The last big attraction on the statue is Angel’s blade, Xiphos, The Sword of the Stars. It has an ornate gold cross-guard with a blue stone in the center, a simple scull-crushing pommel, and sculpted wrappings on the grip. Only a small section of the silver blade can be seen between the pommel and the throat of the wide scabbard.

The base is both interesting and understated, and that’s meant as a compliment. It provides just enough context without upstaging the figure itself. You get a little patch of rocks, painted brown with a black wash to give them some nice texture. Jutting out from each side of the cluster are blue crystalline structures, one of which provides the pedestal for Angela’s right foot. If you’ve read some of my previous Gallery statue reviews, you may remember that the bases on these statues rarely impress me, but this one came out damn nice, both in design and execution.

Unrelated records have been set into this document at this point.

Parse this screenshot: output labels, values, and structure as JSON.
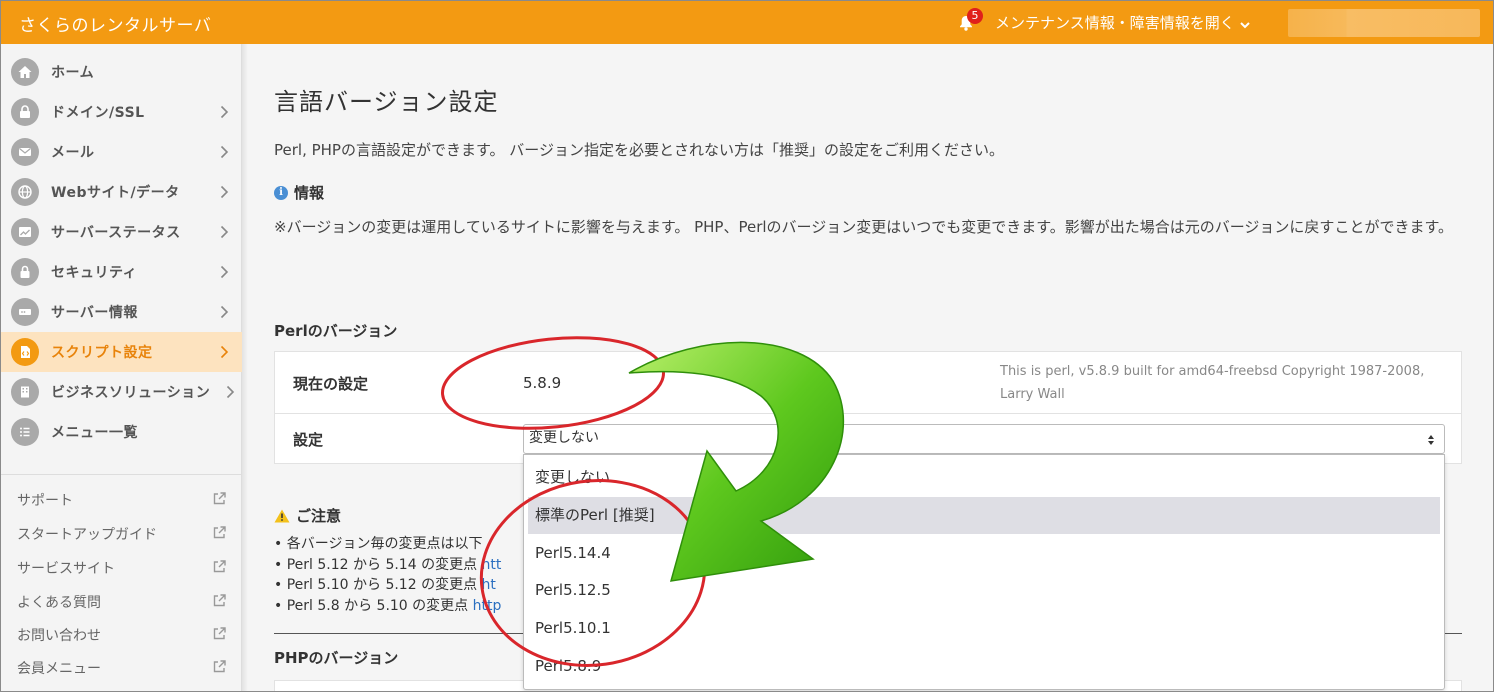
{
  "header": {
    "brand": "さくらのレンタルサーバ",
    "notice_count": "5",
    "notice_label": "メンテナンス情報・障害情報を開く"
  },
  "sidebar": {
    "items": [
      {
        "label": "ホーム",
        "icon": "home-icon"
      },
      {
        "label": "ドメイン/SSL",
        "icon": "domain-icon"
      },
      {
        "label": "メール",
        "icon": "mail-icon"
      },
      {
        "label": "Webサイト/データ",
        "icon": "globe-icon"
      },
      {
        "label": "サーバーステータス",
        "icon": "chart-icon"
      },
      {
        "label": "セキュリティ",
        "icon": "lock-icon"
      },
      {
        "label": "サーバー情報",
        "icon": "server-icon"
      },
      {
        "label": "スクリプト設定",
        "icon": "script-icon"
      },
      {
        "label": "ビジネスソリューション",
        "icon": "building-icon"
      },
      {
        "label": "メニュー一覧",
        "icon": "list-icon"
      }
    ],
    "links": [
      "サポート",
      "スタートアップガイド",
      "サービスサイト",
      "よくある質問",
      "お問い合わせ",
      "会員メニュー"
    ]
  },
  "main": {
    "title": "言語バージョン設定",
    "description": "Perl, PHPの言語設定ができます。 バージョン指定を必要とされない方は「推奨」の設定をご利用ください。",
    "info_heading": "情報",
    "info_text": "※バージョンの変更は運用しているサイトに影響を与えます。 PHP、Perlのバージョン変更はいつでも変更できます。影響が出た場合は元のバージョンに戻すことができます。",
    "perl_heading": "Perlのバージョン",
    "current_label": "現在の設定",
    "current_value": "5.8.9",
    "perl_info": "This is perl, v5.8.9 built for amd64-freebsd Copyright 1987-2008, Larry Wall",
    "setting_label": "設定",
    "select_value": "変更しない",
    "options": [
      "変更しない",
      "標準のPerl [推奨]",
      "Perl5.14.4",
      "Perl5.12.5",
      "Perl5.10.1",
      "Perl5.8.9"
    ],
    "caution_heading": "ご注意",
    "caution_items": [
      {
        "text": "各バージョン毎の変更点は以下",
        "link": ""
      },
      {
        "text": "Perl 5.12 から 5.14 の変更点 ",
        "link": "htt"
      },
      {
        "text": "Perl 5.10 から 5.12 の変更点 ",
        "link": "ht"
      },
      {
        "text": "Perl 5.8 から 5.10 の変更点 ",
        "link": "http"
      }
    ],
    "php_heading": "PHPのバージョン"
  },
  "colors": {
    "header": "#f39a12",
    "active_bg": "#fde3bf",
    "annotation_red": "#d9262b",
    "annotation_arrow": "#5cc21a"
  }
}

Angela is yet another fine example of why I simply cannot quit this line, despite having no room to display more statues. Granted, I’m far from a completest, but when DST continues to deliver quality and craftsmanship like this at such a reasonable price point, I find I just can’t say no. And with prices of collectible statues continuing to climb at an alarming rate (I’m looking at you, Kotobukiya!), it’s refreshing to be able to set something like piece on my shelf for about $40. What’s more, it’s nice to see DST continuing to dig a little deep for their character selection. I’m not really reading a lot of Marvel comics these days, because quite frankly they’re become so god-awful, but I did enjoy her introduction to the MU a little ways back in Guardians of the Galaxy. But hey, even if you’re just a fan of Spawn and McFarlane Comics, you might want to consider picking up this lovely statue. I’m very glad that I did!